◆ **ABOUT THIS EXERCISE**
In the copy, include no images, and repeat each entry precisely as written.

= Beginning of Section =

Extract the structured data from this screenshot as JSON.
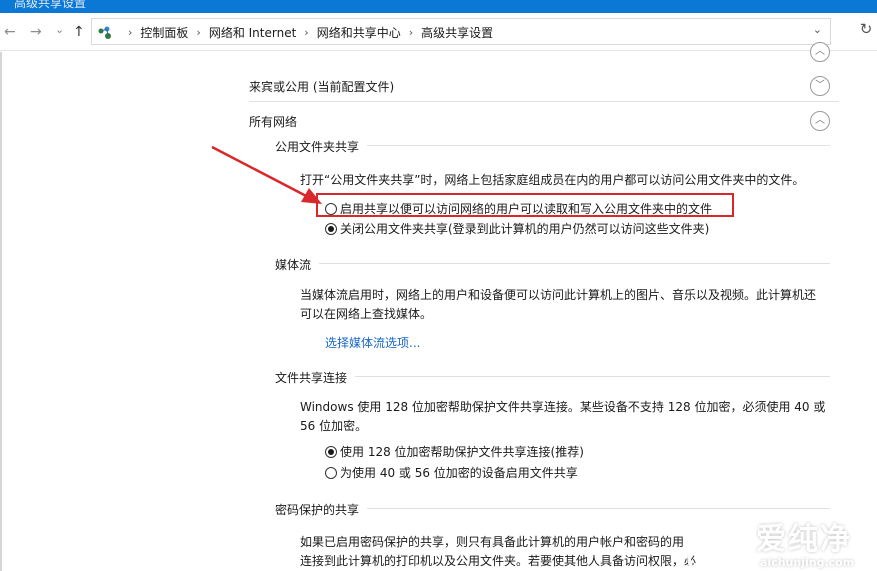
{
  "window": {
    "title": "高级共享设置"
  },
  "nav": {
    "back": "←",
    "forward": "→",
    "history": "⌄",
    "up": "↑",
    "breadcrumbs": [
      "控制面板",
      "网络和 Internet",
      "网络和共享中心",
      "高级共享设置"
    ],
    "separator": "›",
    "dropdown": "⌄",
    "refresh": "↻"
  },
  "profiles": {
    "guest": {
      "label": "来宾或公用 (当前配置文件)",
      "expanded": false
    },
    "all": {
      "label": "所有网络",
      "expanded": true
    }
  },
  "public_folder": {
    "heading": "公用文件夹共享",
    "description": "打开“公用文件夹共享”时，网络上包括家庭组成员在内的用户都可以访问公用文件夹中的文件。",
    "options": [
      {
        "label": "启用共享以便可以访问网络的用户可以读取和写入公用文件夹中的文件",
        "selected": false
      },
      {
        "label": "关闭公用文件夹共享(登录到此计算机的用户仍然可以访问这些文件夹)",
        "selected": true
      }
    ]
  },
  "media": {
    "heading": "媒体流",
    "description": "当媒体流启用时，网络上的用户和设备便可以访问此计算机上的图片、音乐以及视频。此计算机还可以在网络上查找媒体。",
    "link": "选择媒体流选项..."
  },
  "file_sharing": {
    "heading": "文件共享连接",
    "description": "Windows 使用 128 位加密帮助保护文件共享连接。某些设备不支持 128 位加密，必须使用 40 或 56 位加密。",
    "options": [
      {
        "label": "使用 128 位加密帮助保护文件共享连接(推荐)",
        "selected": true
      },
      {
        "label": "为使用 40 或 56 位加密的设备启用文件共享",
        "selected": false
      }
    ]
  },
  "password": {
    "heading": "密码保护的共享",
    "line1": "如果已启用密码保护的共享，则只有具备此计算机的用户帐户和密码的用",
    "line2": "连接到此计算机的打印机以及公用文件夹。若要使其他人具备访问权限，必"
  },
  "annotation": {
    "color": "#d9282b"
  },
  "watermark": {
    "title": "爱纯净",
    "url": "aichunjing.com"
  }
}
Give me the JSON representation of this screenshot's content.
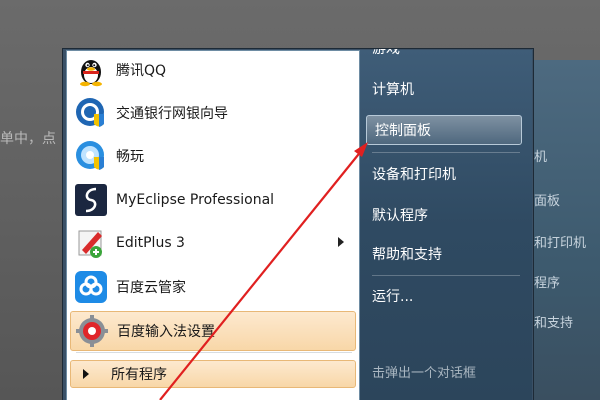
{
  "background": {
    "left_text": "单中，点",
    "right_items": [
      "机",
      "面板",
      "和打印机",
      "程序",
      "和支持"
    ],
    "bottom_text": "击弹出一个对话框"
  },
  "programs": [
    {
      "label": "腾讯QQ",
      "icon": "qq-penguin-icon"
    },
    {
      "label": "交通银行网银向导",
      "icon": "bank-shield-icon"
    },
    {
      "label": "畅玩",
      "icon": "game-disc-icon"
    },
    {
      "label": "MyEclipse Professional",
      "icon": "myeclipse-icon"
    },
    {
      "label": "EditPlus 3",
      "icon": "editplus-icon",
      "has_submenu": true
    },
    {
      "label": "百度云管家",
      "icon": "baidu-cloud-icon"
    },
    {
      "label": "百度输入法设置",
      "icon": "settings-gear-icon",
      "highlighted": true
    }
  ],
  "all_programs_label": "所有程序",
  "right_menu": [
    {
      "label": "游戏"
    },
    {
      "label": "计算机"
    },
    {
      "label": "控制面板",
      "selected": true
    },
    {
      "label": "设备和打印机"
    },
    {
      "label": "默认程序"
    },
    {
      "label": "帮助和支持"
    },
    {
      "label": "运行..."
    }
  ],
  "colors": {
    "highlight": "#f8d7a8",
    "right_pane": "#2f4a62",
    "annotation_arrow": "#e02020"
  }
}
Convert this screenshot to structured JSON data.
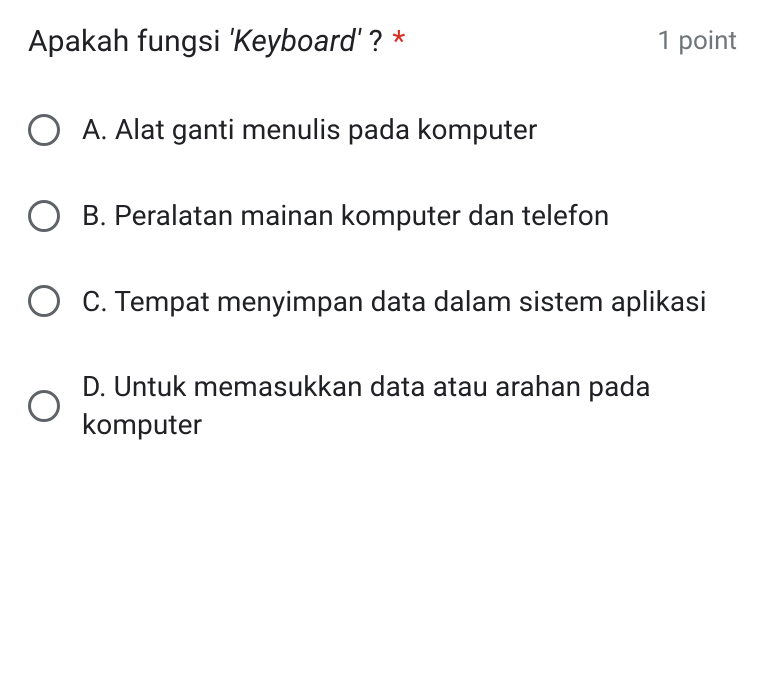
{
  "question": {
    "text_pre": "Apakah fungsi ",
    "text_italic": "'Keyboard'",
    "text_post": " ?",
    "required_mark": "*",
    "points_label": "1 point"
  },
  "options": [
    {
      "label": "A. Alat ganti menulis pada komputer"
    },
    {
      "label": "B. Peralatan mainan komputer  dan telefon"
    },
    {
      "label": "C. Tempat menyimpan data dalam sistem aplikasi"
    },
    {
      "label": "D. Untuk memasukkan data atau arahan pada komputer"
    }
  ]
}
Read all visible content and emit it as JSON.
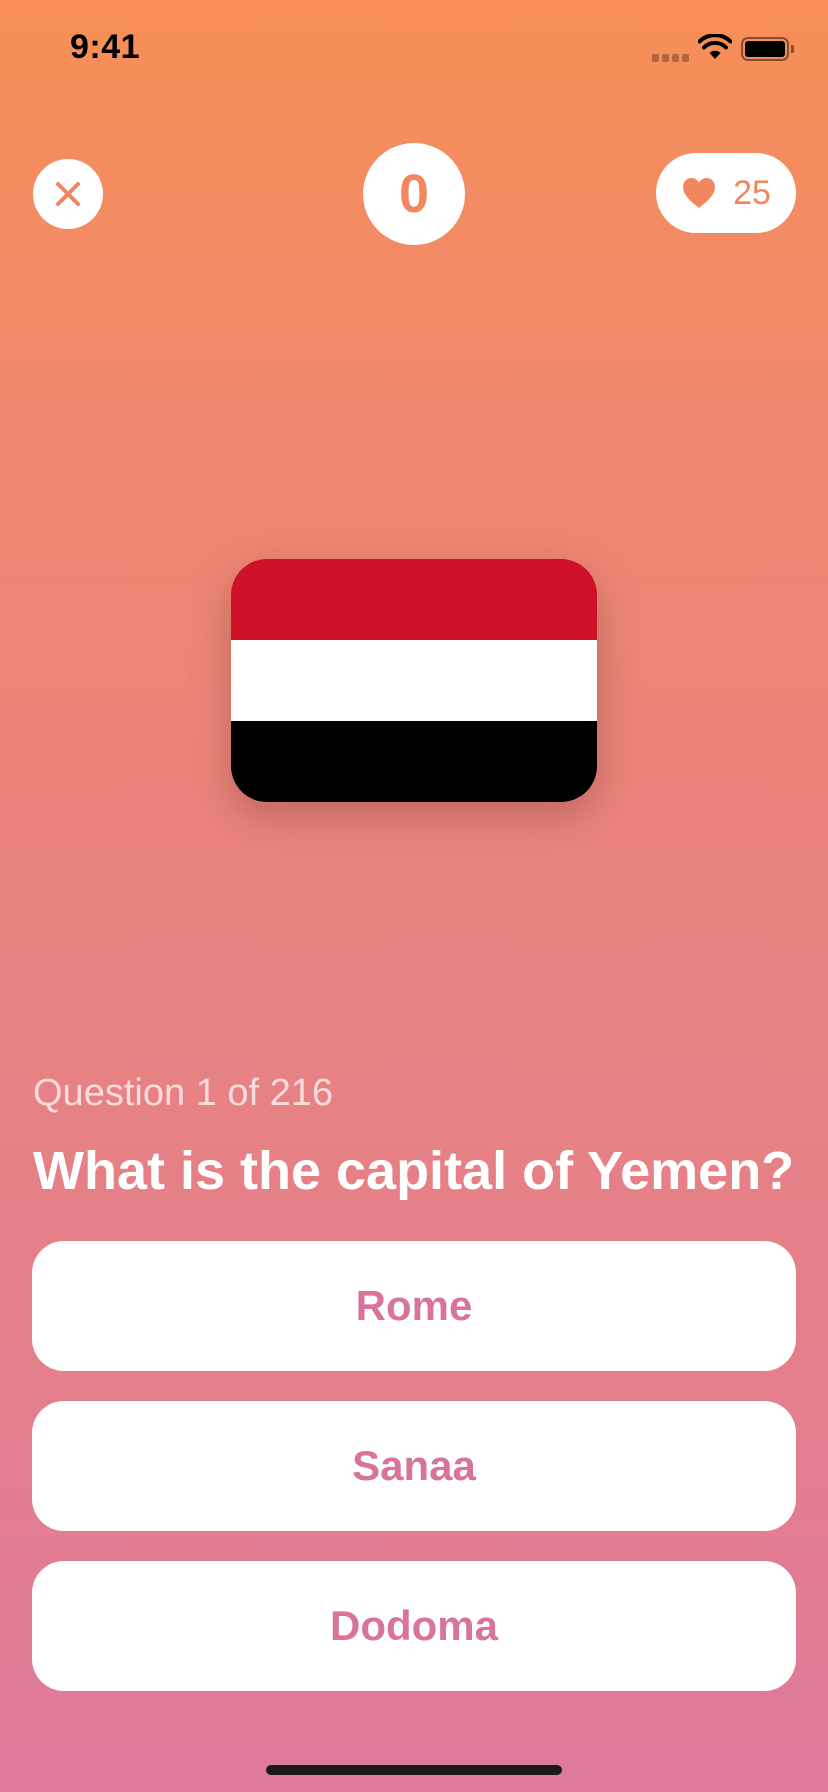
{
  "status_bar": {
    "time": "9:41"
  },
  "header": {
    "close_icon": "close-icon",
    "score": "0",
    "lives_icon": "heart-icon",
    "lives": "25"
  },
  "flag": {
    "country": "Yemen",
    "colors": [
      "#CE1126",
      "#FFFFFF",
      "#000000"
    ]
  },
  "question": {
    "counter": "Question 1 of 216",
    "text": "What is the capital of Yemen?"
  },
  "answers": [
    {
      "label": "Rome"
    },
    {
      "label": "Sanaa"
    },
    {
      "label": "Dodoma"
    }
  ],
  "colors": {
    "accent": "#F0875E",
    "answer_text": "#D8739C",
    "gradient_top": "#F78F56",
    "gradient_bottom": "#DE7A9B"
  }
}
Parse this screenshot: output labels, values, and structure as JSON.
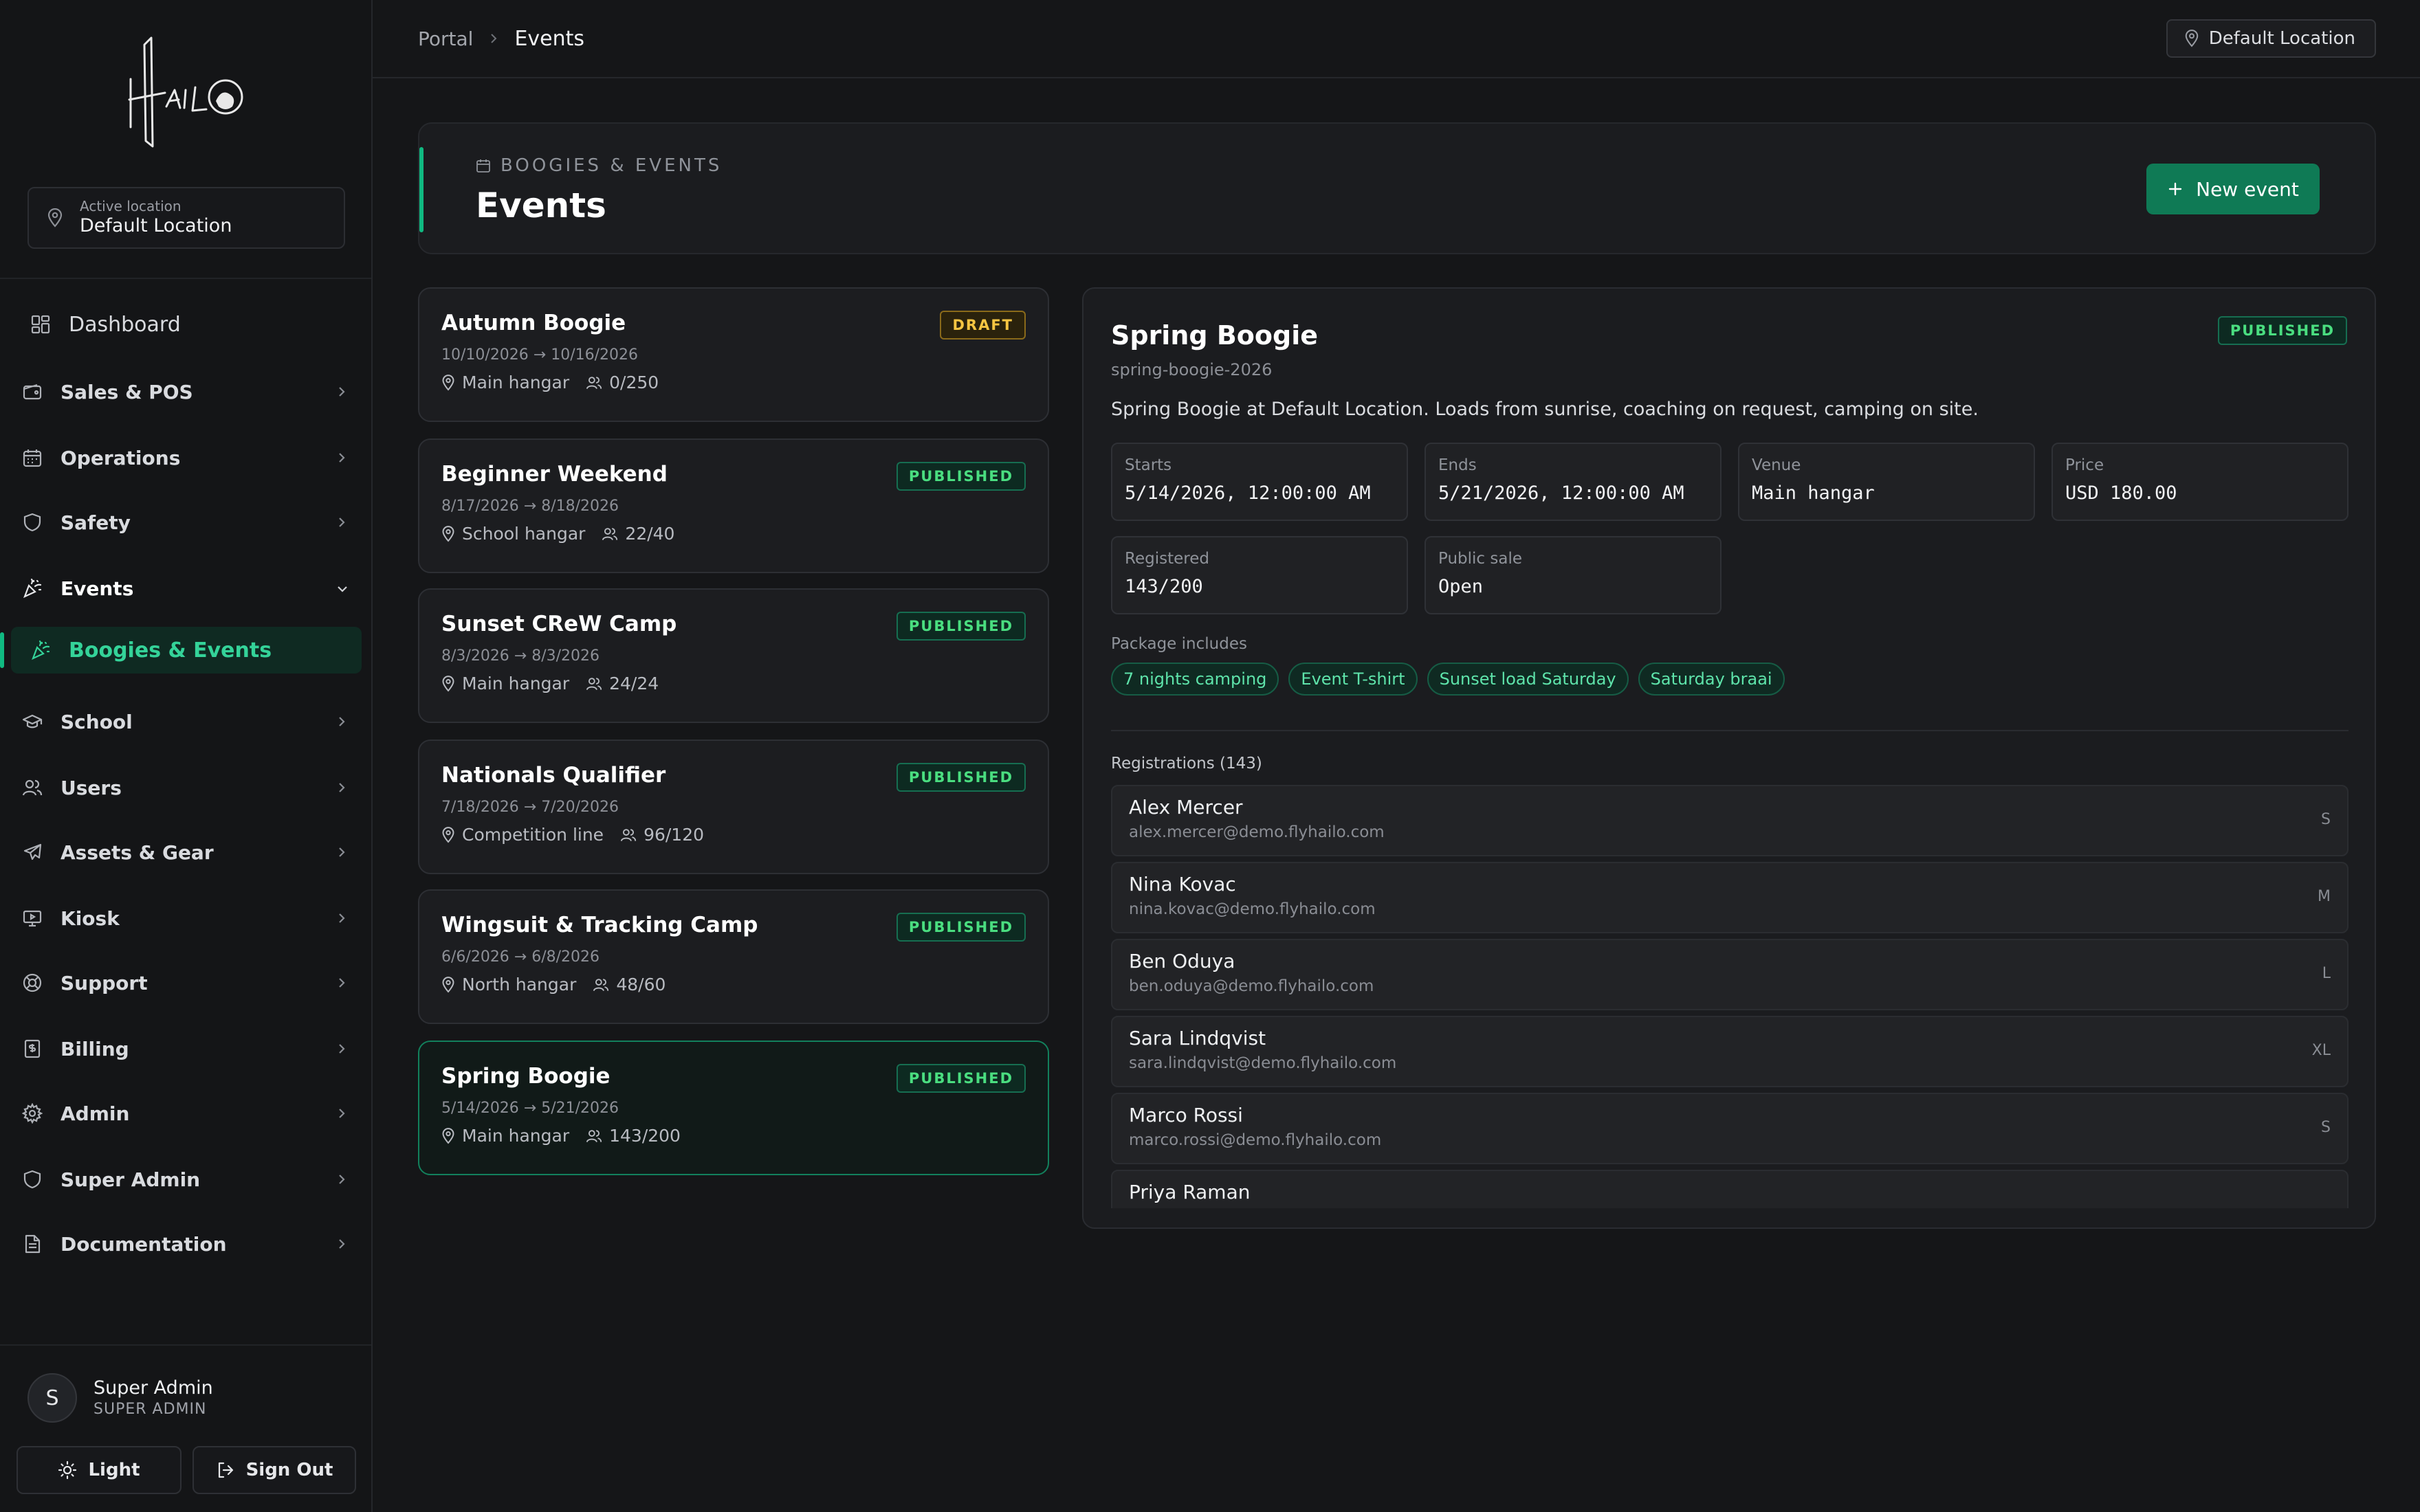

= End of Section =

◆ **RESULT OF THIS EXERCISE**
Extract the structured data from this screenshot as JSON.
{
  "window": {
    "title": "高级共享设置"
  },
  "nav": {
    "back": "←",
    "forward": "→",
    "history": "⌄",
    "up": "↑",
    "breadcrumbs": [
      "控制面板",
      "网络和 Internet",
      "网络和共享中心",
      "高级共享设置"
    ],
    "separator": "›",
    "dropdown": "⌄",
    "refresh": "↻"
  },
  "profiles": {
    "guest": {
      "label": "来宾或公用 (当前配置文件)",
      "expanded": false
    },
    "all": {
      "label": "所有网络",
      "expanded": true
    }
  },
  "public_folder": {
    "heading": "公用文件夹共享",
    "description": "打开“公用文件夹共享”时，网络上包括家庭组成员在内的用户都可以访问公用文件夹中的文件。",
    "options": [
      {
        "label": "启用共享以便可以访问网络的用户可以读取和写入公用文件夹中的文件",
        "selected": false
      },
      {
        "label": "关闭公用文件夹共享(登录到此计算机的用户仍然可以访问这些文件夹)",
        "selected": true
      }
    ]
  },
  "media": {
    "heading": "媒体流",
    "description": "当媒体流启用时，网络上的用户和设备便可以访问此计算机上的图片、音乐以及视频。此计算机还可以在网络上查找媒体。",
    "link": "选择媒体流选项..."
  },
  "file_sharing": {
    "heading": "文件共享连接",
    "description": "Windows 使用 128 位加密帮助保护文件共享连接。某些设备不支持 128 位加密，必须使用 40 或 56 位加密。",
    "options": [
      {
        "label": "使用 128 位加密帮助保护文件共享连接(推荐)",
        "selected": true
      },
      {
        "label": "为使用 40 或 56 位加密的设备启用文件共享",
        "selected": false
      }
    ]
  },
  "password": {
    "heading": "密码保护的共享",
    "line1": "如果已启用密码保护的共享，则只有具备此计算机的用户帐户和密码的用",
    "line2": "连接到此计算机的打印机以及公用文件夹。若要使其他人具备访问权限，必"
  },
  "annotation": {
    "color": "#d9282b"
  },
  "watermark": {
    "title": "爱纯净",
    "url": "aichunjing.com"
  }
}
Give me the JSON representation of this screenshot's content.
{
  "background": {
    "left_text": "单中，点",
    "right_items": [
      "机",
      "面板",
      "和打印机",
      "程序",
      "和支持"
    ],
    "bottom_text": "击弹出一个对话框"
  },
  "programs": [
    {
      "label": "腾讯QQ",
      "icon": "qq-penguin-icon"
    },
    {
      "label": "交通银行网银向导",
      "icon": "bank-shield-icon"
    },
    {
      "label": "畅玩",
      "icon": "game-disc-icon"
    },
    {
      "label": "MyEclipse Professional",
      "icon": "myeclipse-icon"
    },
    {
      "label": "EditPlus 3",
      "icon": "editplus-icon",
      "has_submenu": true
    },
    {
      "label": "百度云管家",
      "icon": "baidu-cloud-icon"
    },
    {
      "label": "百度输入法设置",
      "icon": "settings-gear-icon",
      "highlighted": true
    }
  ],
  "all_programs_label": "所有程序",
  "right_menu": [
    {
      "label": "游戏"
    },
    {
      "label": "计算机"
    },
    {
      "label": "控制面板",
      "selected": true
    },
    {
      "label": "设备和打印机"
    },
    {
      "label": "默认程序"
    },
    {
      "label": "帮助和支持"
    },
    {
      "label": "运行..."
    }
  ],
  "colors": {
    "highlight": "#f8d7a8",
    "right_pane": "#2f4a62",
    "annotation_arrow": "#e02020"
  }
}
Convert this screenshot to structured JSON data.
{
  "question": {
    "text_pre": "Apakah fungsi ",
    "text_italic": "'Keyboard'",
    "text_post": " ?",
    "required_mark": "*",
    "points_label": "1 point"
  },
  "options": [
    {
      "label": "A. Alat ganti menulis pada komputer"
    },
    {
      "label": "B. Peralatan mainan komputer  dan telefon"
    },
    {
      "label": "C. Tempat menyimpan data dalam sistem aplikasi"
    },
    {
      "label": "D. Untuk memasukkan data atau arahan pada komputer"
    }
  ]
}
Read all visible content and emit it as JSON.
{
  "status_bar": {
    "time": "9:41"
  },
  "header": {
    "close_icon": "close-icon",
    "score": "0",
    "lives_icon": "heart-icon",
    "lives": "25"
  },
  "flag": {
    "country": "Yemen",
    "colors": [
      "#CE1126",
      "#FFFFFF",
      "#000000"
    ]
  },
  "question": {
    "counter": "Question 1 of 216",
    "text": "What is the capital of Yemen?"
  },
  "answers": [
    {
      "label": "Rome"
    },
    {
      "label": "Sanaa"
    },
    {
      "label": "Dodoma"
    }
  ],
  "colors": {
    "accent": "#F0875E",
    "answer_text": "#D8739C",
    "gradient_top": "#F78F56",
    "gradient_bottom": "#DE7A9B"
  }
}
Parse this screenshot: output labels, values, and structure as JSON.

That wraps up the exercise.